Im Focus: A Chip with Blood Vessels

Biochips have been developed at TU Wien (Vienna), on which tissue can be produced and examined. This allows supplying the tissue with different substances in a very controlled way.

Cultivating human cells in the Petri dish is not a big challenge today. Producing artificial tissue, however, permeated by fine blood vessels, is a much more...

Im Focus: A Leap Into Quantum Technology

Faster and secure data communication: This is the goal of a new joint project involving physicists from the University of Würzburg. The German Federal Ministry of Education and Research funds the project with 14.8 million euro.

In our digital world data security and secure communication are becoming more and more important. Quantum communication is a promising approach to achieve...

Im Focus: Research icebreaker Polarstern begins the Antarctic season

What does it look like below the ice shelf of the calved massive iceberg A68?

On Saturday, 10 November 2018, the research icebreaker Polarstern will leave its homeport of Bremerhaven, bound for Cape Town, South Africa.

Im Focus: Penn engineers develop ultrathin, ultralight 'nanocardboard'

When choosing materials to make something, trade-offs need to be made between a host of properties, such as thickness, stiffness and weight. Depending on the application in question, finding just the right balance is the difference between success and failure

Now, a team of Penn Engineers has demonstrated a new material they call "nanocardboard," an ultrathin equivalent of corrugated paper cardboard. A square...

All Focus news of the innovation-report >>>

Anzeige

Anzeige

VideoLinks
Industry & Economy
Event News

“3rd Conference on Laser Polishing – LaP 2018” Attracts International Experts and Users

09.11.2018 | Event News

On the brain’s ability to find the right direction

06.11.2018 | Event News

European Space Talks: Weltraumschrott – eine Gefahr für die Gesellschaft?

23.10.2018 | Event News

 
Latest News

Purdue cancer identity technology makes it easier to find a tumor's 'address'

16.11.2018 | Health and Medicine

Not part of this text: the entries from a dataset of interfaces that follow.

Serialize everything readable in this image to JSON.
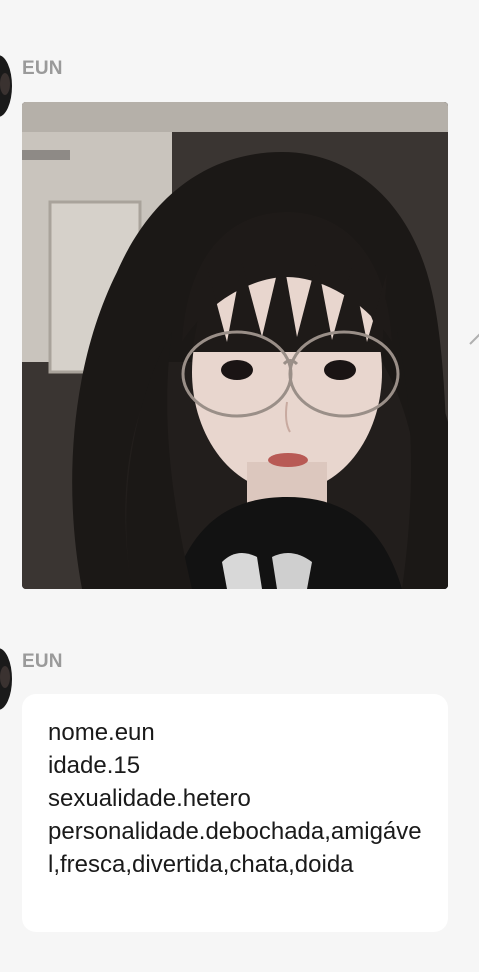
{
  "messages": [
    {
      "sender": "EUN",
      "type": "image",
      "image_alt": "selfie"
    },
    {
      "sender": "EUN",
      "type": "text",
      "text": "nome.eun\nidade.15\nsexualidade.hetero\npersonalidade.debochada,amigável,fresca,divertida,chata,doida"
    }
  ],
  "icons": {
    "avatar": "avatar",
    "side_action": "reply-arrow-icon"
  },
  "colors": {
    "background": "#f6f6f6",
    "sender_name": "#9a9a9a",
    "bubble": "#ffffff",
    "text": "#1a1a1a"
  }
}
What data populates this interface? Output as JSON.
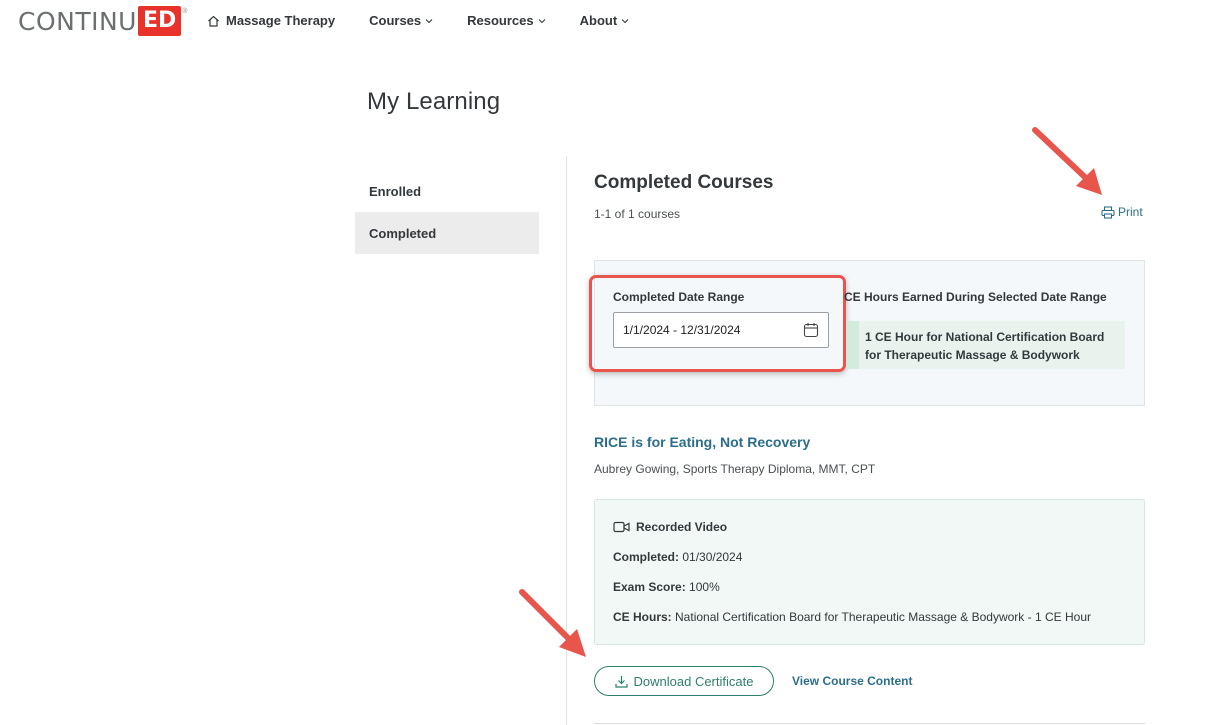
{
  "header": {
    "logo_text": "CONTINU",
    "logo_box_text": "ED",
    "logo_reg": "®",
    "nav": {
      "home_label": "Massage Therapy",
      "courses_label": "Courses",
      "resources_label": "Resources",
      "about_label": "About"
    }
  },
  "page_title": "My Learning",
  "sidebar": {
    "items": [
      {
        "label": "Enrolled"
      },
      {
        "label": "Completed",
        "active": true
      }
    ]
  },
  "main": {
    "section_title": "Completed Courses",
    "count_text": "1-1 of 1 courses",
    "print_label": "Print",
    "filter": {
      "date_range_label": "Completed Date Range",
      "date_range_value": "1/1/2024 - 12/31/2024",
      "earned_label": "CE Hours Earned During Selected Date Range",
      "earned_line1": "1 CE Hour for National Certification Board",
      "earned_line2": "for Therapeutic Massage & Bodywork"
    },
    "course": {
      "title": "RICE is for Eating, Not Recovery",
      "author": "Aubrey Gowing, Sports Therapy Diploma, MMT, CPT",
      "format": "Recorded Video",
      "completed_label": "Completed:",
      "completed_value": "01/30/2024",
      "exam_label": "Exam Score:",
      "exam_value": "100%",
      "ce_label": "CE Hours:",
      "ce_value": "National Certification Board for Therapeutic Massage & Bodywork - 1 CE Hour"
    },
    "download_label": "Download Certificate",
    "view_label": "View Course Content"
  },
  "colors": {
    "brand_red": "#e8322a",
    "link_blue": "#2c6e8a",
    "button_green": "#2f7f6e",
    "annotation_red": "#e8554c"
  }
}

Good preparation is half the digestion

16.11.2018 | Life Sciences

Microscope measures muscle weakness

16.11.2018 | Life Sciences

VideoLinks
Science & Research
Overview of more VideoLinks >>>